    One problem is that few teachers are ever fired.  In Texas, where there isn’t a union, an inadequate teacher will not have their contract renewed…sometimes, but they have to be pretty bad.  At my daughter’s High School where she teaches 10th and 11th grade English, they have a shortage of teachers and renewed everyone.  Supposedly they review things like pass rate and she was scared that she might not get renewed because she had about a half-dozen kids who just never showed up for class all year.  I told her that she should talk to her peers and her department head to get a better feel for how she is doing.  The metrics make sense, usually, but when the school is significantly below average you need to know how you are doing against your peers as opposed to state-wide.

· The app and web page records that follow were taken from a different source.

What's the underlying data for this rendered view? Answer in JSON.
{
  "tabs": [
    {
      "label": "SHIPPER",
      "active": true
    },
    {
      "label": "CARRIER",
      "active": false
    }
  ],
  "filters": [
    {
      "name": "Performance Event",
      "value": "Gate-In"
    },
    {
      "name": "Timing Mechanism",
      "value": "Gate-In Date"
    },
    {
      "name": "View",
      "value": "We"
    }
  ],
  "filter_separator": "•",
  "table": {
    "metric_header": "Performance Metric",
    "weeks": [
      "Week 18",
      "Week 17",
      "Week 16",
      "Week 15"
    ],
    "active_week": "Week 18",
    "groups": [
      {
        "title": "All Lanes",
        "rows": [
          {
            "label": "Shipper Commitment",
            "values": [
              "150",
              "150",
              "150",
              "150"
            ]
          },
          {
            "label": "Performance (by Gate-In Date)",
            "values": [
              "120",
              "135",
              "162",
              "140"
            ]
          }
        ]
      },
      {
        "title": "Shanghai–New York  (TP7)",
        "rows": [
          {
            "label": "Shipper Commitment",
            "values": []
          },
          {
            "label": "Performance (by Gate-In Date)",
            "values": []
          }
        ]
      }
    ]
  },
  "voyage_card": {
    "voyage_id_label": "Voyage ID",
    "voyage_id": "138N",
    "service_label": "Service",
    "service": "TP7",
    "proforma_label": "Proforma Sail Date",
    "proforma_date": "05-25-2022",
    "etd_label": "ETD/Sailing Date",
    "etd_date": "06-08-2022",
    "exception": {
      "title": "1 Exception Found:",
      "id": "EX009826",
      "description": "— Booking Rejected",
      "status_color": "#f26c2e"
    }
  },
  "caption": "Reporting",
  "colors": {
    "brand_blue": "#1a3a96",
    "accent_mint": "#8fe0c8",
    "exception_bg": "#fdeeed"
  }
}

    If you have a teacher that is inadequate, we need to either train them to be better, or move them out of that job and get them to change careers.  We would hope that is happening…but I have my doubts for a lot of reasons.

    • #28
  29. kedavis Coolidge
    kedavis
    @kedavis

    Bryan G. Stephens (View Comment):

    kedavis (View Comment):

    Bryan G. Stephens (View Comment):

    Abortion is about not having a baby people don’t want. It has always been that. It is the modern version of infanticide that has been practiced by every civilization ever. As a society, we have accepted that, we just lie to ourselves about what we have accepted.

     

    In the past it wasn’t just about a child not being “wanted.” Depending on the situation at the time, an additional mouth to feed could doom others in the family.

    Oh fair enough.

    Just makes what we do worse.

    Not we.  They.

    • #29
  30. kedavis Coolidge
    kedavis
    @kedavis

    Not a Banana Republican (View Comment):

    kedavis (View Comment):

    I maintain that too many teachers are needed for it to be limited to only those who are “good at it.” But that’s why it’s also important to be largely rote. Even the teachers who think they should be “innovative” etc, mostly shouldn’t be.

    As with any profession, there are going to be some % that are Excellent, some % that will be good, some % that are adequate, some that are below average, and some % that are inadequate. In business we used to talk about A Players, B Players, and C Players. You promoted the A Players, retained the B Players, and either trained or got rid of the C Players.

    One problem is that few teachers are ever fired. In Texas, where there isn’t a union, an inadequate teacher will not have their contract renewed…sometimes, but they have to be pretty bad. At my daughter’s High School where she teaches 10th and 11th grade English, they have a shortage of teachers and renewed everyone. Supposedly they review things like pass rate and she was scared that she might not get renewed because she had about a half-dozen kids who just never showed up for class all year. I told her that she should talk to her peers and her department head to get a better feel for how she is doing. The metrics make sense, usually, but when the school is significantly below average you need to know how you are doing against your peers as opposed to state-wide.

    If you have a teacher that is inadequate, we need to either train them to be better, or move them out of that job and get them to change careers. We would hope that is happening…but I have my doubts for a lot of reasons.

    Or, move the “inadequate” teachers to teaching positions where “innovation” is irrelevant.  Perhaps even undesirable.

    • #30
Become a member to join the conversation. Or sign in if you're already a member.